_Exercise materials_
* * * *

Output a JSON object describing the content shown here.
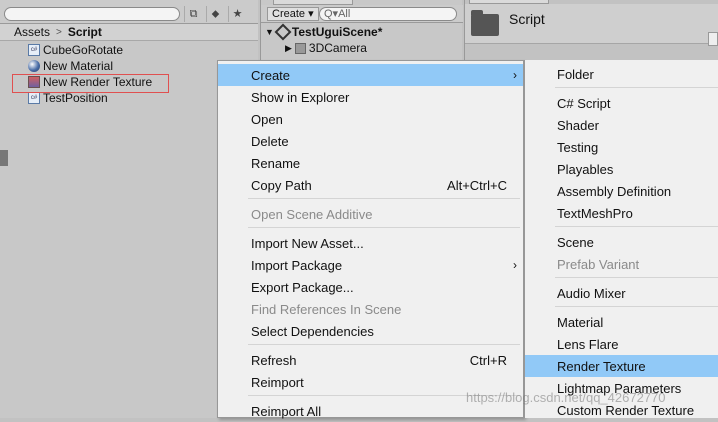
{
  "project": {
    "breadcrumb": [
      "Assets",
      "Script"
    ],
    "items": [
      {
        "label": "CubeGoRotate",
        "icon": "csharp-script-icon"
      },
      {
        "label": "New Material",
        "icon": "material-icon"
      },
      {
        "label": "New Render Texture",
        "icon": "render-texture-icon"
      },
      {
        "label": "TestPosition",
        "icon": "csharp-script-icon"
      }
    ],
    "highlighted_index": 2
  },
  "hierarchy": {
    "create_label": "Create ▾",
    "search_placeholder": "Q▾All",
    "scene_name": "TestUguiScene*",
    "child": "3DCamera"
  },
  "inspector": {
    "title": "Script"
  },
  "menu": {
    "items": [
      {
        "label": "Create",
        "submenu": true,
        "selected": true
      },
      {
        "label": "Show in Explorer"
      },
      {
        "label": "Open"
      },
      {
        "label": "Delete"
      },
      {
        "label": "Rename"
      },
      {
        "label": "Copy Path",
        "shortcut": "Alt+Ctrl+C"
      },
      {
        "label": "Open Scene Additive",
        "disabled": true
      },
      {
        "label": "Import New Asset..."
      },
      {
        "label": "Import Package",
        "submenu": true
      },
      {
        "label": "Export Package..."
      },
      {
        "label": "Find References In Scene",
        "disabled": true
      },
      {
        "label": "Select Dependencies"
      },
      {
        "label": "Refresh",
        "shortcut": "Ctrl+R"
      },
      {
        "label": "Reimport"
      },
      {
        "label": "Reimport All"
      }
    ]
  },
  "submenu": {
    "items": [
      {
        "label": "Folder"
      },
      {
        "label": "C# Script"
      },
      {
        "label": "Shader"
      },
      {
        "label": "Testing"
      },
      {
        "label": "Playables"
      },
      {
        "label": "Assembly Definition"
      },
      {
        "label": "TextMeshPro"
      },
      {
        "label": "Scene"
      },
      {
        "label": "Prefab Variant",
        "disabled": true
      },
      {
        "label": "Audio Mixer"
      },
      {
        "label": "Material"
      },
      {
        "label": "Lens Flare"
      },
      {
        "label": "Render Texture",
        "selected": true
      },
      {
        "label": "Lightmap Parameters"
      },
      {
        "label": "Custom Render Texture"
      }
    ]
  },
  "colors": {
    "selection": "#91c9f7",
    "menu_bg": "#f0f0f0",
    "highlight_border": "#e05050"
  },
  "watermark": "https://blog.csdn.net/qq_42672770"
}
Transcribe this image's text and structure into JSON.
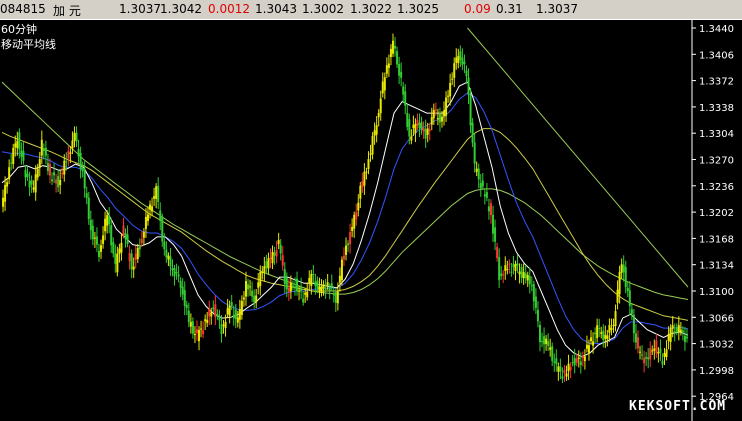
{
  "quote_bar": {
    "code": "084815",
    "name": "加  元",
    "v1": "1.3037",
    "v2": "1.3042",
    "change": "0.0012",
    "v3": "1.3043",
    "v4": "1.3002",
    "v5": "1.3022",
    "v6": "1.3025",
    "pct": "0.09",
    "v7": "0.31",
    "v8": "1.3037"
  },
  "chart_labels": {
    "period": "60分钟",
    "indicator": "移动平均线"
  },
  "watermark": "KEKSOFT.COM",
  "colors": {
    "background": "#000000",
    "axis": "#ffffff",
    "candle_up": "#e8e800",
    "candle_down": "#33cc33",
    "candle_red": "#ff3333",
    "ma_white": "#ffffff",
    "ma_blue": "#3355ff",
    "ma_yellow": "#cccc44",
    "ma_green": "#99cc55",
    "trendline": "#99cc55"
  },
  "chart_data": {
    "type": "line",
    "y_ticks": [
      "1.3440",
      "1.3406",
      "1.3372",
      "1.3338",
      "1.3304",
      "1.3270",
      "1.3236",
      "1.3202",
      "1.3168",
      "1.3134",
      "1.3100",
      "1.3066",
      "1.3032",
      "1.2998",
      "1.2964"
    ],
    "ylim": [
      1.2958,
      1.3448
    ],
    "price": [
      1.3205,
      1.326,
      1.33,
      1.325,
      1.323,
      1.329,
      1.325,
      1.324,
      1.327,
      1.33,
      1.325,
      1.318,
      1.315,
      1.32,
      1.313,
      1.318,
      1.313,
      1.316,
      1.32,
      1.323,
      1.315,
      1.313,
      1.311,
      1.306,
      1.304,
      1.306,
      1.308,
      1.305,
      1.308,
      1.306,
      1.311,
      1.309,
      1.313,
      1.314,
      1.316,
      1.31,
      1.311,
      1.309,
      1.312,
      1.31,
      1.311,
      1.309,
      1.315,
      1.318,
      1.323,
      1.327,
      1.332,
      1.338,
      1.342,
      1.337,
      1.33,
      1.332,
      1.33,
      1.333,
      1.332,
      1.337,
      1.341,
      1.338,
      1.326,
      1.323,
      1.32,
      1.312,
      1.313,
      1.313,
      1.312,
      1.311,
      1.304,
      1.303,
      1.3,
      1.299,
      1.301,
      1.301,
      1.303,
      1.305,
      1.304,
      1.306,
      1.314,
      1.308,
      1.302,
      1.301,
      1.303,
      1.301,
      1.305,
      1.305,
      1.3037
    ],
    "ma_white": [
      1.324,
      1.3248,
      1.326,
      1.3262,
      1.3258,
      1.3262,
      1.326,
      1.3256,
      1.3258,
      1.3264,
      1.326,
      1.324,
      1.3215,
      1.32,
      1.318,
      1.317,
      1.316,
      1.3158,
      1.3162,
      1.317,
      1.317,
      1.316,
      1.3145,
      1.312,
      1.3095,
      1.308,
      1.307,
      1.3065,
      1.3066,
      1.307,
      1.3078,
      1.3085,
      1.3095,
      1.3105,
      1.3118,
      1.3118,
      1.3114,
      1.311,
      1.311,
      1.3108,
      1.3106,
      1.3104,
      1.3115,
      1.3135,
      1.3165,
      1.32,
      1.324,
      1.3285,
      1.333,
      1.3345,
      1.334,
      1.3335,
      1.333,
      1.333,
      1.333,
      1.3345,
      1.3365,
      1.337,
      1.334,
      1.33,
      1.326,
      1.321,
      1.3175,
      1.315,
      1.3135,
      1.3125,
      1.31,
      1.3075,
      1.305,
      1.303,
      1.302,
      1.3015,
      1.302,
      1.303,
      1.3035,
      1.304,
      1.3065,
      1.307,
      1.306,
      1.305,
      1.3045,
      1.304,
      1.3045,
      1.3047,
      1.3043
    ],
    "ma_blue": [
      1.328,
      1.3278,
      1.3278,
      1.3277,
      1.3274,
      1.3272,
      1.3268,
      1.3262,
      1.326,
      1.326,
      1.3256,
      1.3246,
      1.3232,
      1.322,
      1.3206,
      1.3196,
      1.3185,
      1.3178,
      1.3175,
      1.3175,
      1.317,
      1.3164,
      1.3155,
      1.314,
      1.3122,
      1.3108,
      1.3096,
      1.3086,
      1.308,
      1.3076,
      1.3075,
      1.3076,
      1.308,
      1.3086,
      1.3094,
      1.3098,
      1.31,
      1.31,
      1.3102,
      1.3103,
      1.3104,
      1.3104,
      1.311,
      1.3122,
      1.314,
      1.3162,
      1.319,
      1.3222,
      1.3258,
      1.3284,
      1.3298,
      1.3308,
      1.3314,
      1.332,
      1.3324,
      1.3334,
      1.3348,
      1.3356,
      1.335,
      1.3332,
      1.3308,
      1.3276,
      1.3244,
      1.3214,
      1.319,
      1.317,
      1.3144,
      1.3118,
      1.3092,
      1.3068,
      1.305,
      1.3038,
      1.3032,
      1.3032,
      1.3034,
      1.3038,
      1.3052,
      1.306,
      1.306,
      1.3058,
      1.3056,
      1.3052,
      1.3052,
      1.3053,
      1.3051
    ],
    "ma_yellow": [
      1.3305,
      1.33,
      1.3296,
      1.3292,
      1.3288,
      1.3284,
      1.328,
      1.3275,
      1.327,
      1.3266,
      1.3262,
      1.3256,
      1.3248,
      1.324,
      1.3232,
      1.3224,
      1.3216,
      1.3208,
      1.32,
      1.3194,
      1.3188,
      1.3182,
      1.3176,
      1.3168,
      1.316,
      1.3152,
      1.3145,
      1.3138,
      1.3132,
      1.3126,
      1.312,
      1.3116,
      1.3113,
      1.311,
      1.3108,
      1.3106,
      1.3104,
      1.3102,
      1.31,
      1.31,
      1.31,
      1.31,
      1.3102,
      1.3106,
      1.3112,
      1.312,
      1.3132,
      1.3146,
      1.3162,
      1.3178,
      1.3194,
      1.321,
      1.3225,
      1.324,
      1.3254,
      1.3268,
      1.3282,
      1.3296,
      1.3305,
      1.331,
      1.331,
      1.3305,
      1.3296,
      1.3285,
      1.3272,
      1.3258,
      1.324,
      1.3222,
      1.3204,
      1.3186,
      1.3168,
      1.315,
      1.3134,
      1.312,
      1.3108,
      1.3098,
      1.309,
      1.3084,
      1.308,
      1.3076,
      1.3072,
      1.3068,
      1.3066,
      1.3064,
      1.3062
    ],
    "ma_green": [
      1.337,
      1.336,
      1.335,
      1.334,
      1.333,
      1.332,
      1.331,
      1.33,
      1.329,
      1.328,
      1.327,
      1.3262,
      1.3254,
      1.3246,
      1.3238,
      1.323,
      1.3222,
      1.3214,
      1.3207,
      1.32,
      1.3193,
      1.3186,
      1.318,
      1.3174,
      1.3168,
      1.3162,
      1.3156,
      1.315,
      1.3144,
      1.3139,
      1.3134,
      1.3129,
      1.3124,
      1.312,
      1.3116,
      1.3112,
      1.3108,
      1.3104,
      1.31,
      1.3098,
      1.3097,
      1.3096,
      1.3096,
      1.3098,
      1.3102,
      1.3108,
      1.3116,
      1.3126,
      1.3138,
      1.315,
      1.316,
      1.317,
      1.318,
      1.319,
      1.32,
      1.321,
      1.3218,
      1.3226,
      1.323,
      1.3232,
      1.3232,
      1.323,
      1.3226,
      1.322,
      1.3214,
      1.3206,
      1.3198,
      1.3188,
      1.3178,
      1.3168,
      1.3158,
      1.3148,
      1.314,
      1.3132,
      1.3126,
      1.312,
      1.3115,
      1.311,
      1.3106,
      1.3102,
      1.3098,
      1.3095,
      1.3093,
      1.3091,
      1.3089
    ],
    "trendline": {
      "start_index": 57,
      "start_value": 1.344,
      "end_index": 84,
      "end_value": 1.3105
    },
    "legend": "none",
    "grid": false
  }
}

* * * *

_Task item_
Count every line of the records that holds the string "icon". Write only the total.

_Answer to the problem_
4